It isn't always without reason, but it's a dangerous trap to get into because it engenders reliance on others.
The social media debate raging now about protecting children is a great case in hand. Now, don't get me wrong -- the platforms involved have to step up to the plate and take a great deal more responsibility.
Answer me this, though. Have you not been shaking your head at the parents lining up to accuse the social media companies of letting their children down and opening them up to bullying and abuse online?
All sounds fine until you realise they are talking about children who are not old enough to have social media accounts. They have clearly lied about their age to get an account and then their parents take up a battle against the platforms, rather than the child who has lied or themselves who have let their guard down.
I certainly know countless parents who have set up Facebook accounts for children they know are too young to be on the platform. They even tag them on posts.
This morning, though, we have questions being asked after The Sunday Times ran an eye-catching feature concerning children signing up for dating websites resulting in serious sexual crimes being committed against them.

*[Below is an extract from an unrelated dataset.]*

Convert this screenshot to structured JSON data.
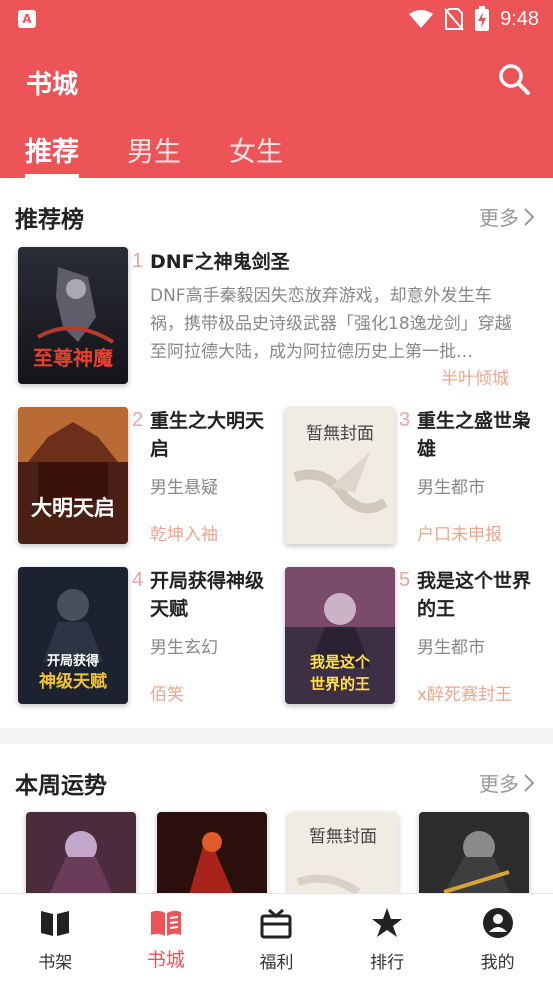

Again, we have to insist the platforms do more to protect users who are too young to even sign up in the first place, but we also have to wonder what was happening at home for children to be signing up for Tinder and Grindr and then popping out to "hook up" for dates.
Yes, of course, the children involved may not have been under parental supervision, and even if they were, they were likely to be able to fabricate a story about going to the cinema with friends.

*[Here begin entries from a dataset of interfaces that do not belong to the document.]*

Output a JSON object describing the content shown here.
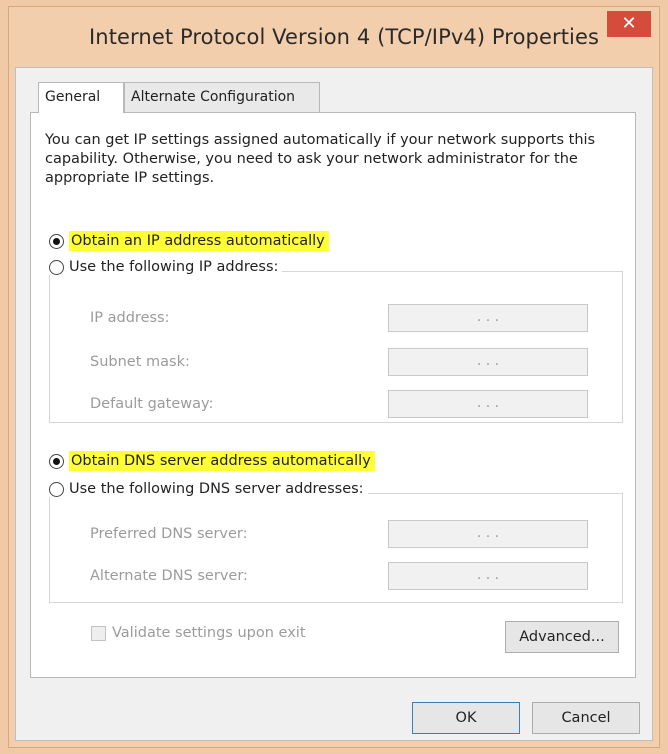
{
  "window": {
    "title": "Internet Protocol Version 4 (TCP/IPv4) Properties",
    "close_glyph": "✕"
  },
  "tabs": [
    {
      "label": "General",
      "active": true
    },
    {
      "label": "Alternate Configuration",
      "active": false
    }
  ],
  "description": "You can get IP settings assigned automatically if your network supports this capability. Otherwise, you need to ask your network administrator for the appropriate IP settings.",
  "ip_section": {
    "auto_label": "Obtain an IP address automatically",
    "auto_selected": true,
    "manual_label": "Use the following IP address:",
    "manual_selected": false,
    "fields": [
      {
        "label": "IP address:",
        "value": ".   .   ."
      },
      {
        "label": "Subnet mask:",
        "value": ".   .   ."
      },
      {
        "label": "Default gateway:",
        "value": ".   .   ."
      }
    ]
  },
  "dns_section": {
    "auto_label": "Obtain DNS server address automatically",
    "auto_selected": true,
    "manual_label": "Use the following DNS server addresses:",
    "manual_selected": false,
    "fields": [
      {
        "label": "Preferred DNS server:",
        "value": ".   .   ."
      },
      {
        "label": "Alternate DNS server:",
        "value": ".   .   ."
      }
    ]
  },
  "validate": {
    "label": "Validate settings upon exit",
    "checked": false,
    "enabled": false
  },
  "buttons": {
    "advanced": "Advanced...",
    "ok": "OK",
    "cancel": "Cancel"
  },
  "colors": {
    "highlight": "#ffff33",
    "close_button": "#d64c3c",
    "window_frame": "#f3ceac"
  }
}
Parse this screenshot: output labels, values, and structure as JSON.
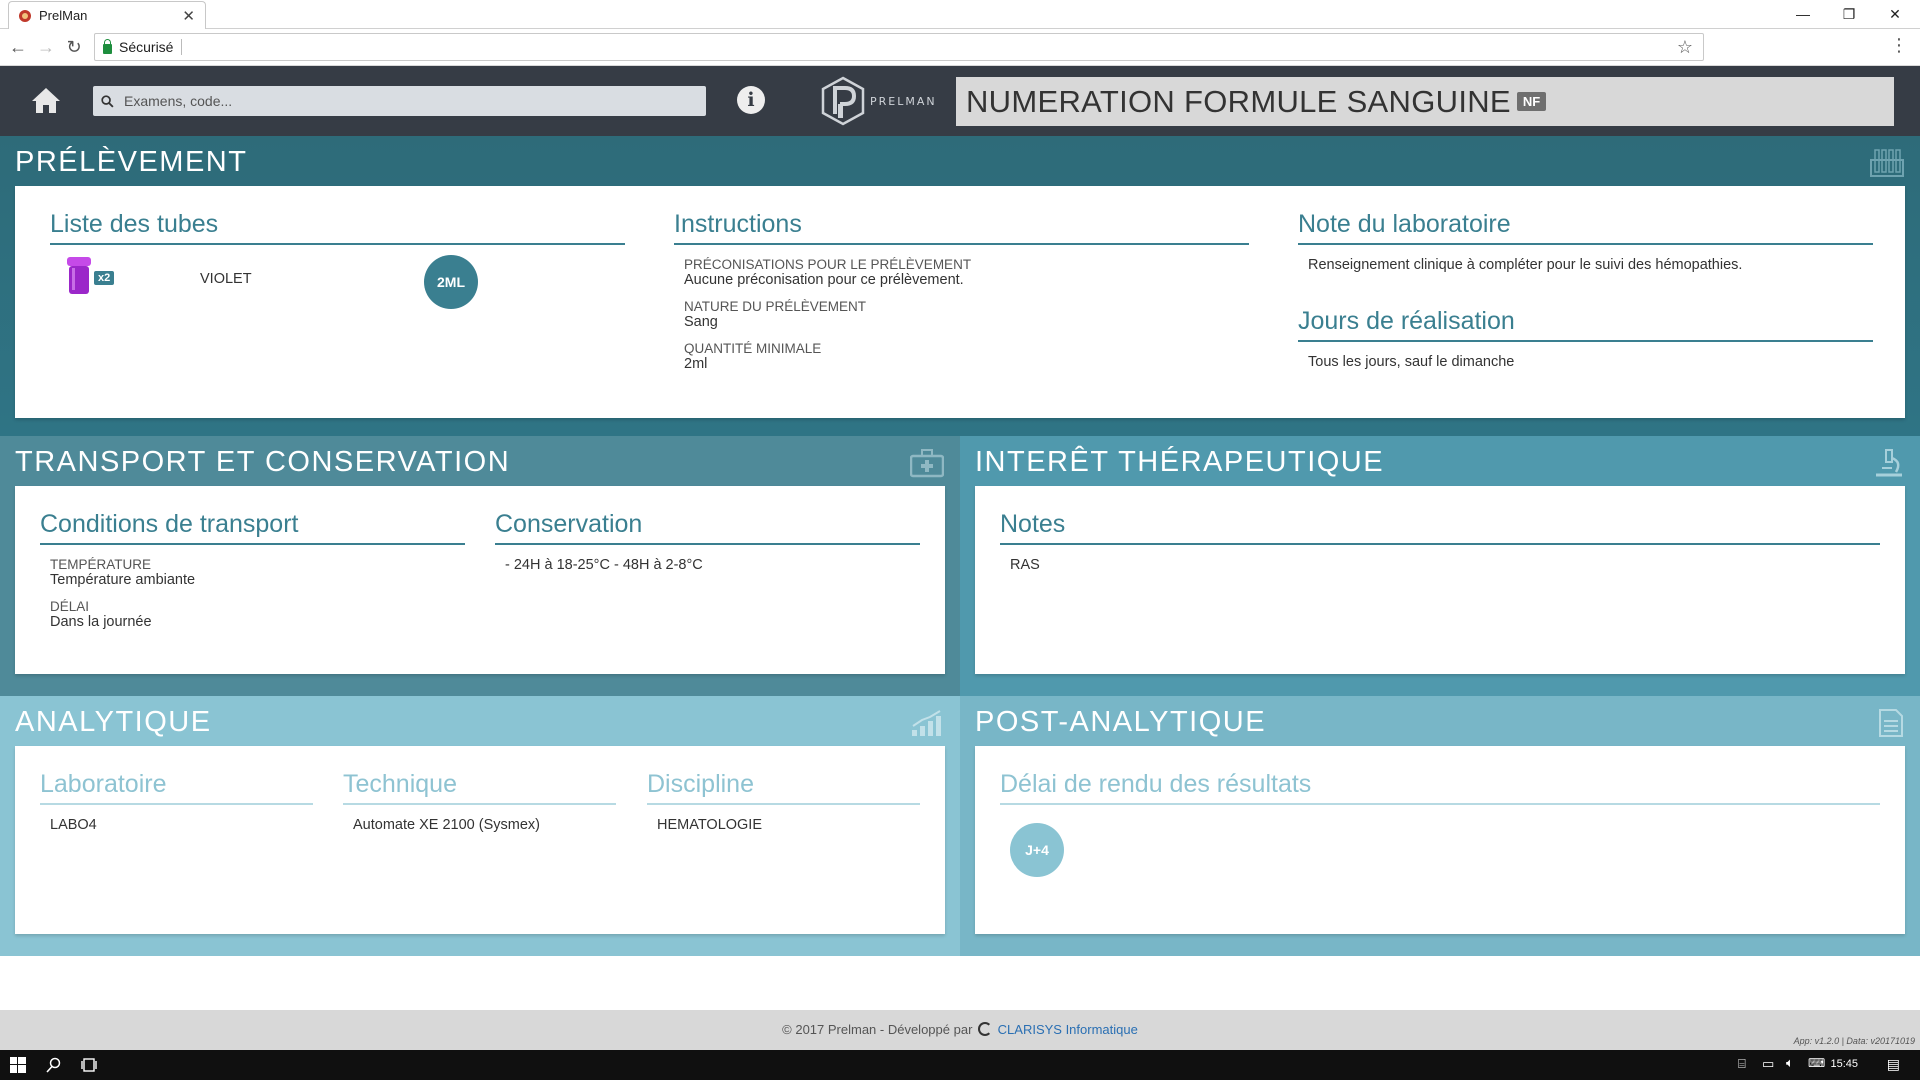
{
  "browser": {
    "tab_title": "PrelMan",
    "secure_label": "Sécurisé",
    "url": ""
  },
  "header": {
    "search_placeholder": "Examens, code...",
    "logo_text": "PRELMAN",
    "exam_title": "NUMERATION FORMULE SANGUINE",
    "exam_code": "NF"
  },
  "prelevement": {
    "title": "PRÉLÈVEMENT",
    "tubes": {
      "heading": "Liste des tubes",
      "count": "x2",
      "color_name": "VIOLET",
      "volume": "2ML",
      "tube_color": "#9b27c9"
    },
    "instructions": {
      "heading": "Instructions",
      "preco_label": "PRÉCONISATIONS POUR LE PRÉLÈVEMENT",
      "preco_value": "Aucune préconisation pour ce prélèvement.",
      "nature_label": "NATURE DU PRÉLÈVEMENT",
      "nature_value": "Sang",
      "qty_label": "QUANTITÉ MINIMALE",
      "qty_value": "2ml"
    },
    "note": {
      "heading": "Note du laboratoire",
      "value": "Renseignement clinique à compléter pour le suivi des hémopathies."
    },
    "days": {
      "heading": "Jours de réalisation",
      "value": "Tous les jours, sauf le dimanche"
    }
  },
  "transport": {
    "title": "TRANSPORT ET CONSERVATION",
    "conditions_heading": "Conditions de transport",
    "temp_label": "TEMPÉRATURE",
    "temp_value": "Température ambiante",
    "delay_label": "DÉLAI",
    "delay_value": "Dans la journée",
    "conservation_heading": "Conservation",
    "conservation_value": "- 24H à 18-25°C - 48H à 2-8°C"
  },
  "interet": {
    "title": "INTERÊT THÉRAPEUTIQUE",
    "notes_heading": "Notes",
    "notes_value": "RAS"
  },
  "analytique": {
    "title": "ANALYTIQUE",
    "lab_heading": "Laboratoire",
    "lab_value": "LABO4",
    "tech_heading": "Technique",
    "tech_value": "Automate XE 2100 (Sysmex)",
    "disc_heading": "Discipline",
    "disc_value": "HEMATOLOGIE"
  },
  "post": {
    "title": "POST-ANALYTIQUE",
    "delay_heading": "Délai de rendu des résultats",
    "delay_value": "J+4"
  },
  "footer": {
    "text": "© 2017 Prelman - Développé par",
    "company": "CLARISYS Informatique",
    "version": "App: v1.2.0 | Data: v20171019"
  },
  "taskbar": {
    "time": "15:45"
  },
  "colors": {
    "dark_header": "#363c45",
    "prelevement_bg": "#2e6b79",
    "transport_bg": "#4f8a99",
    "interet_bg": "#5099ad",
    "analytique_bg": "#8ac4d3",
    "post_bg": "#78b6c7",
    "accent": "#3a7f90"
  }
}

So, two things need to happen in the corridors of power -- and then one big step needs to be taken closer to home.
First up, the Government is due to announce later this month its white paper thoughts about how internet companies can be better regulated. The responsibilities they have will be more clearly laid out, and it would seem fair to imagine that the prospect of fines will be raised.
I doubt if the next step will feature in the white paper, but it would be helpful if it was made a statutory requirement to check the age of people applying for accounts.
The fines for not taking down harmful material would provide a focus to ensure teens using social legally are better protected, but it surely has to be backed up by age verification.
Just think about the trouble a bar could be get into for selling a child alcohol. It's surely the same for dating apps and social media platforms.
Checks can be deployed against the electoral register, and for over 18s, you also have the reassurance of asking for a valid credit card held in an applicant's name.
It's not foolproof, but it has to be a lot better than allowing children to self-select a birthday until the years are rolled back sufficiently to gain access.
The other development has to be better scrutiny among parents of what children have on their smartphones. Nobody is perfect and all us parents make mistakes, but asking to at least flick through a child's screens to check for unsuitable app icons has to be a bare minimum of parental care, doesn't it?
Again, it's not perfect, but if platforms begin to ask for age verification as well, it would at least protect most children from unsuitable material on unsafe platforms.
A responsibility to remove harmful content or face fines and to check ages of account applicants must be pressed upon the internet giants.
At the same time, however, parents need to be more proactive and take more responsibility for children's online activity. Protecting minors online can't be solely the government's or big tech's job or a parent's job. It will surely work so much better when all three are involved.